It would be a mistake, however, to see O'Reilly's stress on truth without a certain detachment. The fact is that he can go only so far. He survives, after all, as a major figure within a society that entertains a good many iron-clad taboos. Perhaps unconsciously, he avoids probing for truth about those. And a number of his positions coincide with what today's "political correctness" (which is nothing more than an insistence upon ideological conformity) demands: he agrees that racial profiling is "wrong"; accepts racial employment quotas; ranks Richard Nixon with Warren Harding and Bill Clinton as "the most corrupt presidents of the twentieth century"; agrees with Dan Rather that there isn't a leftward bias in the media; believes global warming "is real"; and sees the "good points" in the gay liberationists' drive toward an open public condonation of homosexuality.
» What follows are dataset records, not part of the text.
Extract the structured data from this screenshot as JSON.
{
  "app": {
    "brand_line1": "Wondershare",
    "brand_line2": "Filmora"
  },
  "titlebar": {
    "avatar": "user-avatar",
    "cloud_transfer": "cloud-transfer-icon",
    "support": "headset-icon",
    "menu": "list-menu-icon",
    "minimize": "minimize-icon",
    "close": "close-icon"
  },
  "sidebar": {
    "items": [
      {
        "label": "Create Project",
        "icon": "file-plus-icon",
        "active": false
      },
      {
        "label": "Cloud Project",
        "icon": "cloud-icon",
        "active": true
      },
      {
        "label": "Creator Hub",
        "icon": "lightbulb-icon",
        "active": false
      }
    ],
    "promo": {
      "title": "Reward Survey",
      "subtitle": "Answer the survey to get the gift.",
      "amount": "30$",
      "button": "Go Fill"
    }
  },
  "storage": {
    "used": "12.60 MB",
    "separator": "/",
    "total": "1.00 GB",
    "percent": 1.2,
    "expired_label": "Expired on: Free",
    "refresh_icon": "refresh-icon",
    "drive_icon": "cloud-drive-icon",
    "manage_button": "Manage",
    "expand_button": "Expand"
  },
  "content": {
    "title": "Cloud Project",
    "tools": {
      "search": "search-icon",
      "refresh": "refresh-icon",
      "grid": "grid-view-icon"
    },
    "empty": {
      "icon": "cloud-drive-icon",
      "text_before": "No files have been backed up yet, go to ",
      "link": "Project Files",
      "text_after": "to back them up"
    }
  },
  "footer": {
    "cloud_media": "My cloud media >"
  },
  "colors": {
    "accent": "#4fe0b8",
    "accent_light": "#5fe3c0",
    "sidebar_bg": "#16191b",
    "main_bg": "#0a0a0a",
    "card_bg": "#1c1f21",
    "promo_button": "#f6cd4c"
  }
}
We would have no occasion to question his sincerity about any of these positions, but the fact that he takes them demonstrates both how hard he is truly to classify and the extent to which he remains within the mainstream of acceptable opinion.

The No Spin Zone is a provocative, valuable and entertaining book. Those who read it shouldn't expect to be confirmed in everything they believe, but to be stimulated to think.

 

         Dwight D. Murphey